[Dataset rows for apps and sites]
=== Begin Enclosure ===

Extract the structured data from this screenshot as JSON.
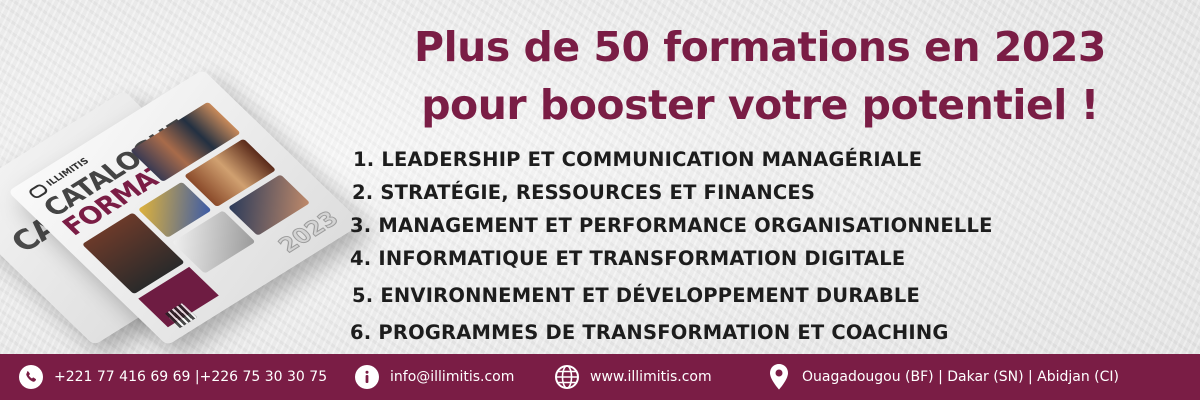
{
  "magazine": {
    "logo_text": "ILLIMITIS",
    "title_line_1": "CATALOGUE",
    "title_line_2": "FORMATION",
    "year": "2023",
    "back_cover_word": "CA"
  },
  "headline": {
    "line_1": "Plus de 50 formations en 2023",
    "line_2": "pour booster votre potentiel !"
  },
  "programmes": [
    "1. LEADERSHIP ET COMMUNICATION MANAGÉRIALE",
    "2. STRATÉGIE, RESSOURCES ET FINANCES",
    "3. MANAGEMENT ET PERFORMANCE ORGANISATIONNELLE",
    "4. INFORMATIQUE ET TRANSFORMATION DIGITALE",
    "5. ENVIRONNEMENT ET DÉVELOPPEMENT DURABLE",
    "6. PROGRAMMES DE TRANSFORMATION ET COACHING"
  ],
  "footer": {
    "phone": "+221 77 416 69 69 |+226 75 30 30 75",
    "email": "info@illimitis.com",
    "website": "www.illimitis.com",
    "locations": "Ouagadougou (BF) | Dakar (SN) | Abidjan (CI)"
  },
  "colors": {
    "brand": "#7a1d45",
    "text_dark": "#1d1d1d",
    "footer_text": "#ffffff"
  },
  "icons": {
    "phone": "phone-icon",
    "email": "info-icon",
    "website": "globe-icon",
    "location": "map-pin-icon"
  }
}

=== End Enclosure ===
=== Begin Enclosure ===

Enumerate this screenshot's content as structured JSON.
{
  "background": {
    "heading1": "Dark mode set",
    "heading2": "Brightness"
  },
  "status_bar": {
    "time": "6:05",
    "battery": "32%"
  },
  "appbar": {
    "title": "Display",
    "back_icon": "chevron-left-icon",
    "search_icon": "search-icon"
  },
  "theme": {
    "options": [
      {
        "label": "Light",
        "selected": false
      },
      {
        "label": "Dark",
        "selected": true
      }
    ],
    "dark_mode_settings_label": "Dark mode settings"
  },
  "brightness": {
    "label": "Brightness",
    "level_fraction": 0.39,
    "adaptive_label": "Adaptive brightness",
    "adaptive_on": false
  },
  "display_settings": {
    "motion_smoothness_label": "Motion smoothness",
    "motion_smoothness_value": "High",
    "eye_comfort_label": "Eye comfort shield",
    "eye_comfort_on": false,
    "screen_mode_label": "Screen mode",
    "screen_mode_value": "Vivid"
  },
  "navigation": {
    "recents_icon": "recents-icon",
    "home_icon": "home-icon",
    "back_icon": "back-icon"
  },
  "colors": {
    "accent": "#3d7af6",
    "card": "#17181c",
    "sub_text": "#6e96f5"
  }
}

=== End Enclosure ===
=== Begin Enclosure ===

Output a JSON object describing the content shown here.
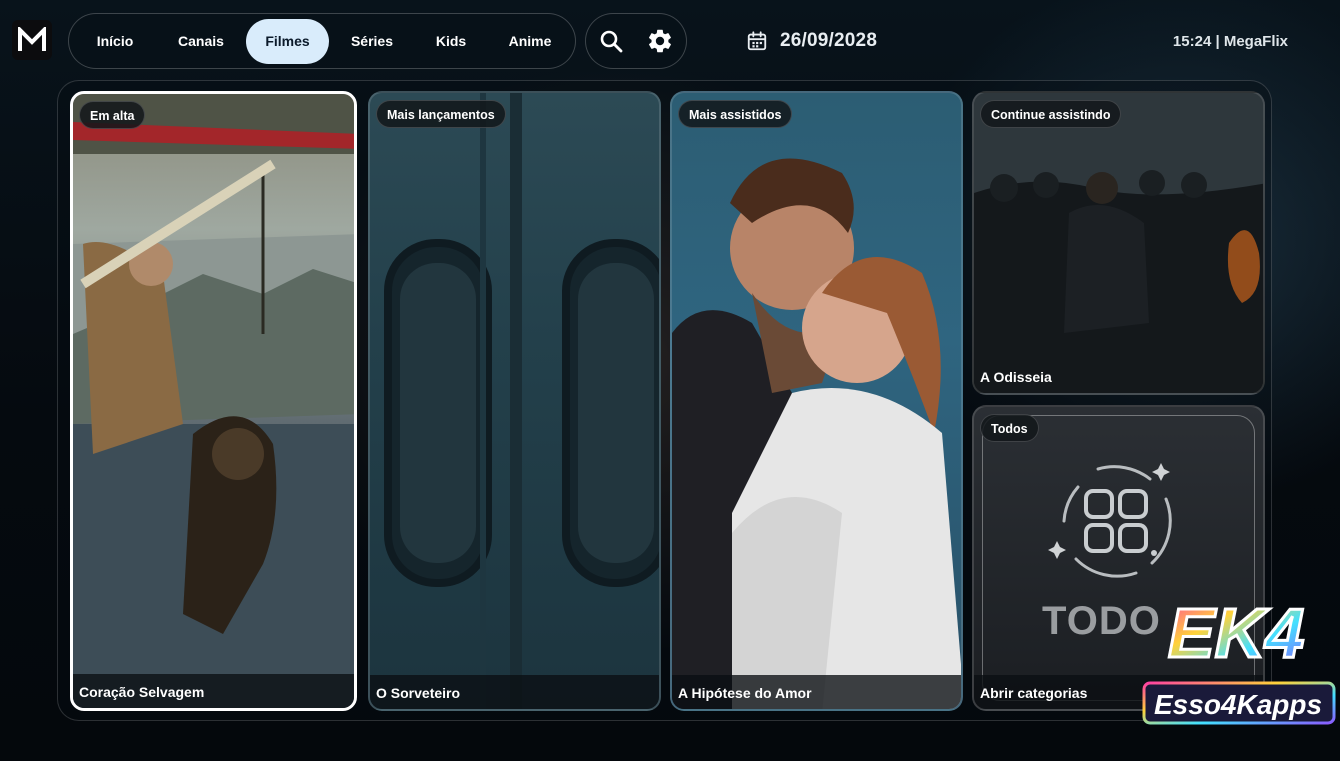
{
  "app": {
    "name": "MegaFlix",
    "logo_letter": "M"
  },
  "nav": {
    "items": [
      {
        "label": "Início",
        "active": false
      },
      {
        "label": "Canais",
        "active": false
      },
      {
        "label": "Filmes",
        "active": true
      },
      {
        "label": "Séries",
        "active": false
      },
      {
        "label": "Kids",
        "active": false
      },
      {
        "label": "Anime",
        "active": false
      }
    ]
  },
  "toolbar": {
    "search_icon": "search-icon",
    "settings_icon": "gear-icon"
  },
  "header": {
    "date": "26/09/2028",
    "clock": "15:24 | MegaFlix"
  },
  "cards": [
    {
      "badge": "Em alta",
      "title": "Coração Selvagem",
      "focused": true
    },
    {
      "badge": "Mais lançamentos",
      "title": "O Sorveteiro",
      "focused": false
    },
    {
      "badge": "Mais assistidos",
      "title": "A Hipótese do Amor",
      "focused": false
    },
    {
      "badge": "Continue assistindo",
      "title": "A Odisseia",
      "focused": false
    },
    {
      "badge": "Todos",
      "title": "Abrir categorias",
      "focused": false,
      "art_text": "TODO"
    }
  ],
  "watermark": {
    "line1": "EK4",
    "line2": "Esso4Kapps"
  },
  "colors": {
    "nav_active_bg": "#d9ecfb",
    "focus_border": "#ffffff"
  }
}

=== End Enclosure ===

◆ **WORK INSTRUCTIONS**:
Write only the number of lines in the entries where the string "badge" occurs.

◆ **FINISHED TASK**:
5